Computer-based reconstruction models can be used to approximate urban environments. These models are usually based on several mathematical approximations and the usage of different sensors, which implies dependency on many variables. The sensitivity analysis presented in this paper is used to weigh the relative importance of each uncertainty contributor into the calibration of a panoramic camera–LiDAR system. Both sensors are used for three-dimensional urban reconstruction. Simulated and experimental tests were conducted. For the simulated tests we analyze and compare the calibration parameters using the Monte Carlo and Latin hypercube sampling techniques. Sensitivity analysis for each variable involved into the calibration was computed by the Sobol method, which is based on the analysis of the variance breakdown, and the Fourier amplitude sensitivity test method, which is based on Fourier’s analysis. Sensitivity analysis is an essential tool in simulation modeling and for performing error propagation assessments.

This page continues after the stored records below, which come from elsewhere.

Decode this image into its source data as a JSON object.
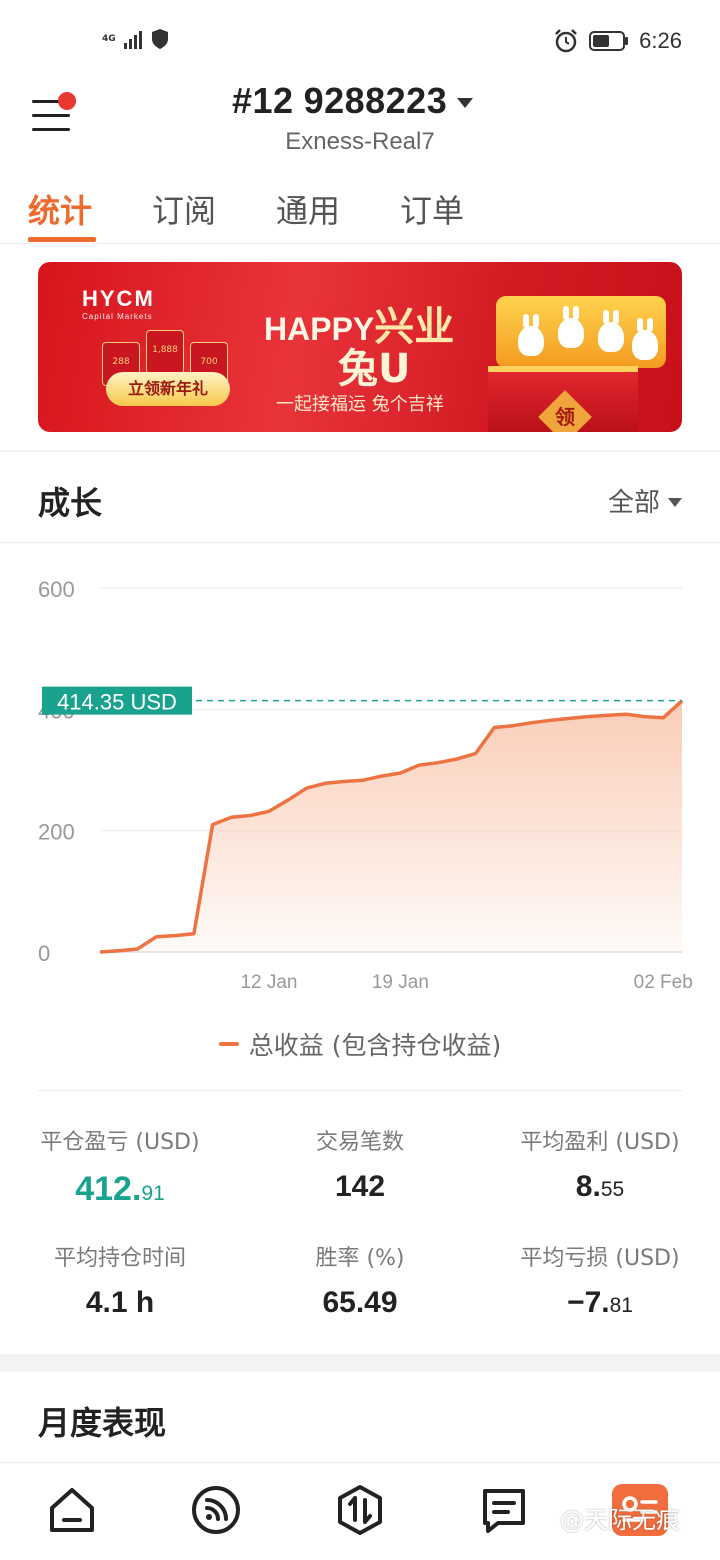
{
  "status_bar": {
    "network": "4G",
    "time": "6:26"
  },
  "header": {
    "account_prefix": "#12",
    "account_number": "9288223",
    "server": "Exness-Real7"
  },
  "tabs": [
    {
      "label": "统计",
      "active": true
    },
    {
      "label": "订阅",
      "active": false
    },
    {
      "label": "通用",
      "active": false
    },
    {
      "label": "订单",
      "active": false
    }
  ],
  "banner": {
    "brand": "HYCM",
    "brand_sub": "Capital Markets",
    "envelopes": [
      "288",
      "1,888",
      "700"
    ],
    "button": "立领新年礼",
    "headline_en": "HAPPY",
    "headline_cn": "兴业",
    "headline_2": "兔U",
    "slogan": "一起接福运 兔个吉祥",
    "box_label": "领"
  },
  "growth": {
    "title": "成长",
    "range": "全部",
    "legend": "总收益 (包含持仓收益)",
    "current_label": "414.35 USD"
  },
  "chart_data": {
    "type": "area",
    "x": [
      "Jan 03",
      "Jan 04",
      "Jan 05",
      "Jan 06",
      "Jan 07",
      "Jan 08",
      "Jan 09",
      "Jan 10",
      "Jan 11",
      "Jan 12",
      "Jan 13",
      "Jan 14",
      "Jan 15",
      "Jan 16",
      "Jan 17",
      "Jan 18",
      "Jan 19",
      "Jan 20",
      "Jan 21",
      "Jan 22",
      "Jan 23",
      "Jan 24",
      "Jan 25",
      "Jan 26",
      "Jan 27",
      "Jan 28",
      "Jan 29",
      "Jan 30",
      "Jan 31",
      "Feb 01",
      "Feb 02",
      "Feb 03"
    ],
    "series": [
      {
        "name": "总收益 (包含持仓收益)",
        "values": [
          0,
          2,
          5,
          25,
          27,
          30,
          210,
          222,
          225,
          232,
          250,
          270,
          278,
          281,
          283,
          290,
          295,
          308,
          312,
          318,
          327,
          370,
          373,
          378,
          382,
          385,
          388,
          390,
          392,
          388,
          386,
          414
        ]
      }
    ],
    "ylim": [
      0,
      600
    ],
    "yticks": [
      0,
      200,
      400,
      600
    ],
    "xticks": [
      "12 Jan",
      "19 Jan",
      "02 Feb"
    ],
    "grid": true,
    "current_value": 414.35,
    "current_label": "414.35 USD",
    "colors": {
      "line": "#ee7342",
      "fill": "#f9c4aa",
      "marker": "#19a38e"
    }
  },
  "stats": [
    {
      "label": "平仓盈亏 (USD)",
      "value_main": "412.",
      "value_small": "91",
      "color": "green"
    },
    {
      "label": "交易笔数",
      "value_main": "142",
      "value_small": ""
    },
    {
      "label": "平均盈利 (USD)",
      "value_main": "8.",
      "value_small": "55"
    },
    {
      "label": "平均持仓时间",
      "value_main": "4.1 h",
      "value_small": ""
    },
    {
      "label": "胜率 (%)",
      "value_main": "65.49",
      "value_small": ""
    },
    {
      "label": "平均亏损 (USD)",
      "value_main": "−7.",
      "value_small": "81"
    }
  ],
  "monthly": {
    "title": "月度表现"
  },
  "nav": {
    "items": [
      "home-icon",
      "feed-icon",
      "trade-icon",
      "news-icon",
      "account-icon"
    ],
    "watermark": "@天际无痕"
  },
  "colors": {
    "accent": "#ee6a2e",
    "profit": "#19a38e"
  }
}
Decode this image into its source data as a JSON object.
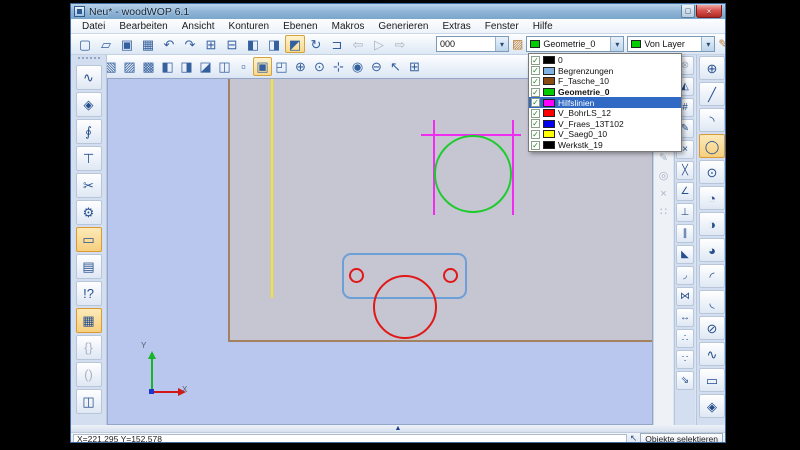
{
  "window": {
    "title": "Neu* - woodWOP 6.1"
  },
  "glyphs": {
    "check": "✓",
    "dropdown_arrow": "▾",
    "close": "×",
    "maximize": "▢",
    "bucket": "▨",
    "pointer": "↖",
    "splitter": "▲",
    "color_tool": "✎"
  },
  "menubar": {
    "items": [
      {
        "name": "menu-datei",
        "label": "Datei"
      },
      {
        "name": "menu-bearbeiten",
        "label": "Bearbeiten"
      },
      {
        "name": "menu-ansicht",
        "label": "Ansicht"
      },
      {
        "name": "menu-konturen",
        "label": "Konturen"
      },
      {
        "name": "menu-ebenen",
        "label": "Ebenen"
      },
      {
        "name": "menu-makros",
        "label": "Makros"
      },
      {
        "name": "menu-generieren",
        "label": "Generieren"
      },
      {
        "name": "menu-extras",
        "label": "Extras"
      },
      {
        "name": "menu-fenster",
        "label": "Fenster"
      },
      {
        "name": "menu-hilfe",
        "label": "Hilfe"
      }
    ]
  },
  "main_toolbar": {
    "buttons": [
      {
        "name": "new-button",
        "glyph": "▢"
      },
      {
        "name": "open-button",
        "glyph": "▱"
      },
      {
        "name": "new-component-button",
        "glyph": "▣"
      },
      {
        "name": "save-button",
        "glyph": "▦"
      },
      {
        "name": "undo-button",
        "glyph": "↶"
      },
      {
        "name": "redo-button",
        "glyph": "↷"
      },
      {
        "name": "new-layer-button",
        "glyph": "⊞"
      },
      {
        "name": "copy-layer-button",
        "glyph": "⊟"
      },
      {
        "name": "view-front-button",
        "glyph": "◧"
      },
      {
        "name": "view-side-button",
        "glyph": "◨"
      },
      {
        "name": "view-3d-button",
        "glyph": "◩",
        "selected": true
      },
      {
        "name": "refresh-view-button",
        "glyph": "↻"
      },
      {
        "name": "postprocessor-button",
        "glyph": "⊐"
      },
      {
        "name": "step-back-button",
        "glyph": "⇦",
        "disabled": true
      },
      {
        "name": "run-button",
        "glyph": "▷",
        "disabled": true
      },
      {
        "name": "step-forward-button",
        "glyph": "⇨",
        "disabled": true
      }
    ],
    "field_value": "000"
  },
  "combos": {
    "layer_value": "Geometrie_0",
    "layer_color": "#00cc00",
    "line_color_value": "Von Layer",
    "line_color": "#00cc00"
  },
  "view_toolbar": {
    "buttons": [
      {
        "name": "view-cube-top-button",
        "glyph": "▧"
      },
      {
        "name": "view-cube-front-button",
        "glyph": "▨"
      },
      {
        "name": "view-cube-left-button",
        "glyph": "▩"
      },
      {
        "name": "view-cube-right-button",
        "glyph": "◧"
      },
      {
        "name": "view-cube-back-button",
        "glyph": "◨"
      },
      {
        "name": "view-cube-bottom-button",
        "glyph": "◪"
      },
      {
        "name": "view-cube-iso-button",
        "glyph": "◫"
      },
      {
        "name": "view-cube-dashed-button",
        "glyph": "▫"
      },
      {
        "name": "fit-view-button",
        "glyph": "▣",
        "selected": true
      },
      {
        "name": "section-view-button",
        "glyph": "◰"
      },
      {
        "name": "zoom-in-button",
        "glyph": "⊕"
      },
      {
        "name": "zoom-window-button",
        "glyph": "⊙"
      },
      {
        "name": "pan-view-button",
        "glyph": "⊹"
      },
      {
        "name": "zoom-dynamic-button",
        "glyph": "◉"
      },
      {
        "name": "zoom-previous-button",
        "glyph": "⊖"
      },
      {
        "name": "select-cursor-button",
        "glyph": "↖"
      },
      {
        "name": "snap-grid-button",
        "glyph": "⊞"
      }
    ]
  },
  "left_toolbar": {
    "buttons": [
      {
        "name": "contour-macro-button",
        "glyph": "∿"
      },
      {
        "name": "surface-macro-button",
        "glyph": "◈"
      },
      {
        "name": "drill-macro-button",
        "glyph": "∮"
      },
      {
        "name": "vertical-drill-macro-button",
        "glyph": "⊤"
      },
      {
        "name": "saw-macro-button",
        "glyph": "✂"
      },
      {
        "name": "circular-saw-macro-button",
        "glyph": "⚙"
      },
      {
        "name": "rectangle-pocket-macro-button",
        "glyph": "▭",
        "selected": true
      },
      {
        "name": "report-button",
        "glyph": "▤"
      },
      {
        "name": "comment-button",
        "glyph": "!?"
      },
      {
        "name": "components-button",
        "glyph": "▦",
        "selected": true
      },
      {
        "name": "group-braces-button",
        "glyph": "{}",
        "disabled": true
      },
      {
        "name": "group-parens-button",
        "glyph": "()",
        "disabled": true
      },
      {
        "name": "block-button",
        "glyph": "◫"
      }
    ]
  },
  "gray_strip": {
    "buttons": [
      {
        "name": "draw-pencil-button",
        "glyph": "✎",
        "disabled": true
      },
      {
        "name": "ring-button",
        "glyph": "◎",
        "disabled": true
      },
      {
        "name": "cross-button",
        "glyph": "×",
        "disabled": true
      },
      {
        "name": "dot-grid-button",
        "glyph": "∷",
        "disabled": true
      }
    ]
  },
  "inner_right_toolbar": {
    "buttons": [
      {
        "name": "close-contour-button",
        "glyph": "⊗",
        "disabled": true
      },
      {
        "name": "dimension-triangle-button",
        "glyph": "◭"
      },
      {
        "name": "dimension-count-button",
        "glyph": "#"
      },
      {
        "name": "dimension-edit-button",
        "glyph": "✎"
      },
      {
        "name": "delete-element-button",
        "glyph": "×"
      },
      {
        "name": "trim-element-button",
        "glyph": "╳"
      },
      {
        "name": "angle-dimension-button",
        "glyph": "∠"
      },
      {
        "name": "perpendicular-button",
        "glyph": "⊥"
      },
      {
        "name": "parallel-button",
        "glyph": "∥"
      },
      {
        "name": "chamfer-button",
        "glyph": "◣"
      },
      {
        "name": "fillet-button",
        "glyph": "◞"
      },
      {
        "name": "mirror-button",
        "glyph": "⋈"
      },
      {
        "name": "stretch-button",
        "glyph": "↔"
      },
      {
        "name": "polyline-node-button",
        "glyph": "∴"
      },
      {
        "name": "curve-node-button",
        "glyph": "∵"
      },
      {
        "name": "export-contour-button",
        "glyph": "⇘"
      }
    ]
  },
  "outer_right_toolbar": {
    "buttons": [
      {
        "name": "point-macro-button",
        "glyph": "⊕"
      },
      {
        "name": "line-macro-button",
        "glyph": "╱"
      },
      {
        "name": "arc-macro-button",
        "glyph": "◝"
      },
      {
        "name": "circle-macro-button",
        "glyph": "◯",
        "selected": true
      },
      {
        "name": "circle-center-radius-button",
        "glyph": "⊙"
      },
      {
        "name": "circle-2point-button",
        "glyph": "◔"
      },
      {
        "name": "circle-3point-button",
        "glyph": "◑"
      },
      {
        "name": "circle-tangent-button",
        "glyph": "◕"
      },
      {
        "name": "arc-center-button",
        "glyph": "◜"
      },
      {
        "name": "arc-tangent-button",
        "glyph": "◟"
      },
      {
        "name": "ellipse-macro-button",
        "glyph": "⊘"
      },
      {
        "name": "spline-macro-button",
        "glyph": "∿"
      },
      {
        "name": "rectangle-macro-button",
        "glyph": "▭"
      },
      {
        "name": "pocket-macro-button",
        "glyph": "◈"
      }
    ]
  },
  "layer_dropdown": {
    "items": [
      {
        "name": "layer-row-0",
        "label": "0",
        "color": "#000000",
        "checked": true
      },
      {
        "name": "layer-row-begrenzungen",
        "label": "Begrenzungen",
        "color": "#7fb2e5",
        "checked": true
      },
      {
        "name": "layer-row-f-tasche",
        "label": "F_Tasche_10",
        "color": "#8b4a12",
        "checked": true
      },
      {
        "name": "layer-row-geometrie",
        "label": "Geometrie_0",
        "color": "#00cc00",
        "checked": true,
        "bold": true
      },
      {
        "name": "layer-row-hilfslinien",
        "label": "Hilfslinien",
        "color": "#ff00ff",
        "checked": true,
        "selected": true
      },
      {
        "name": "layer-row-v-bohrls",
        "label": "V_BohrLS_12",
        "color": "#ff0000",
        "checked": true
      },
      {
        "name": "layer-row-v-fraes",
        "label": "V_Fraes_13T102",
        "color": "#0000ee",
        "checked": true
      },
      {
        "name": "layer-row-v-saeg",
        "label": "V_Saeg0_10",
        "color": "#ffff00",
        "checked": true
      },
      {
        "name": "layer-row-werkstk",
        "label": "Werkstk_19",
        "color": "#000000",
        "checked": true
      }
    ]
  },
  "canvas": {
    "axis_x": "X",
    "axis_y": "Y"
  },
  "colors": {
    "geometry_green": "#1ecb2e",
    "guide_magenta": "#f02cf0",
    "drill_red": "#e01818",
    "boundary_blue": "#6a9fd8",
    "saw_yellow": "#f5e428",
    "axis_green": "#18b428",
    "axis_red": "#d01818"
  },
  "statusbar": {
    "coordinates": "X=221.295 Y=152.578",
    "mode_button": "Objekte selektieren"
  }
}
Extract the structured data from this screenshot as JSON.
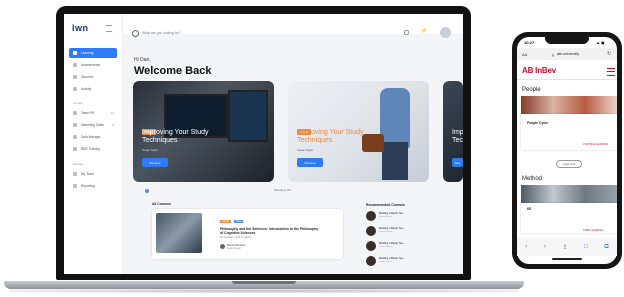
{
  "laptop": {
    "logo": "lwn",
    "search_placeholder": "What are you looking for?",
    "sidebar": {
      "items": [
        {
          "label": "Learning",
          "active": true
        },
        {
          "label": "Assessments"
        },
        {
          "label": "Discover"
        },
        {
          "label": "Activity"
        }
      ],
      "section1": "Groups",
      "groups": [
        {
          "label": "Team HR",
          "badge": "12"
        },
        {
          "label": "Marketing Sales",
          "badge": "8"
        },
        {
          "label": "Data Manage...",
          "badge": ""
        },
        {
          "label": "BDR Training",
          "badge": ""
        }
      ],
      "section2": "Manage",
      "manage": [
        {
          "label": "My Team"
        },
        {
          "label": "Reporting"
        }
      ]
    },
    "greeting": "Hi Dan,",
    "welcome": "Welcome Back",
    "cards": [
      {
        "tag": "Article",
        "title": "Improving Your Study Techniques",
        "author": "Susan Taylor",
        "button": "Resume"
      },
      {
        "tag": "Article",
        "title": "Improving Your Study Techniques",
        "author": "Susan Taylor",
        "button": "Resume"
      },
      {
        "title": "Imp Tech",
        "button": "Res"
      }
    ],
    "carousel_label": "Showing 1/3",
    "all_courses": "All Courses",
    "course": {
      "tag1": "Article",
      "tag2": "New",
      "title": "Philosophy and the Sciences: Introduction to the Philosophy of Cognitive Sciences",
      "meta": "4h Duration • 234 Students",
      "author": "Daniel Donovan",
      "author_role": "Senior Expert"
    },
    "recommended": "Recommended Courses",
    "rec_items": [
      {
        "title": "Building a Better Tea...",
        "meta": "Senior Expert"
      },
      {
        "title": "Building a Better Tea...",
        "meta": "Senior Expert"
      },
      {
        "title": "Building a Better Tea...",
        "meta": "Senior Expert"
      },
      {
        "title": "Building a Better Tea...",
        "meta": "Senior Expert"
      }
    ]
  },
  "phone": {
    "time": "10:27",
    "status": "▲ ◼",
    "aa": "AA",
    "url": "abi.university",
    "brand": "AB InBev",
    "people": "People",
    "cycle": "People Cycle",
    "link1": "CONTINUE LEARNING",
    "button": "Load more",
    "method": "Method",
    "num": "6S",
    "link2": "START LEARNING",
    "nav": [
      "‹",
      "›",
      "⇪",
      "□",
      "⧉"
    ]
  },
  "colors": {
    "accent": "#2f7af5",
    "brand_red": "#c8102e",
    "tag_orange": "#f08a3c"
  }
}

This paper describes a computer vision system designed to perform an inventory of traffic signals. The system consists
of five Ethernet synchronized cameras; the acquisition strategy allows us to take one image per camera every other
second. We then use those five images to generate a panoramic image each second. Signal detection and recognition is
carried out offline. Detection of traffic signal is done in the panoramic image using the Hough transform and
enhancement of HSV color space. Traffic signal recognition is made by a combination of Haar wavelet and violates Jones
classifier. Finally, we present experimental results using a database of one hundred images.
In this work we present results of measuring deformations on cylindrical objects. The proposed technique is
based on panoramic vision principles with convex mirrors, particularly paraboloid mirrors. ESPI techniques are
then combined with this panoramic vision system to create a technique suitable of being applied on cylindrical
objects. Some results obtained with first-approach mirrors are shown. The system is composed of two modules,
illumination and capture, each one needs a paraboloid mirror. Nevertheless this is not the only possible setup
when using convex mirrors, an alternative setup is also proposed but is not studied experimentally. Results
show the feasibility of the system to determine full-field deformations inside a cylindrical object. The systems is
currently being patented and points to an attractive solution in cylindrical or panoramic geometries.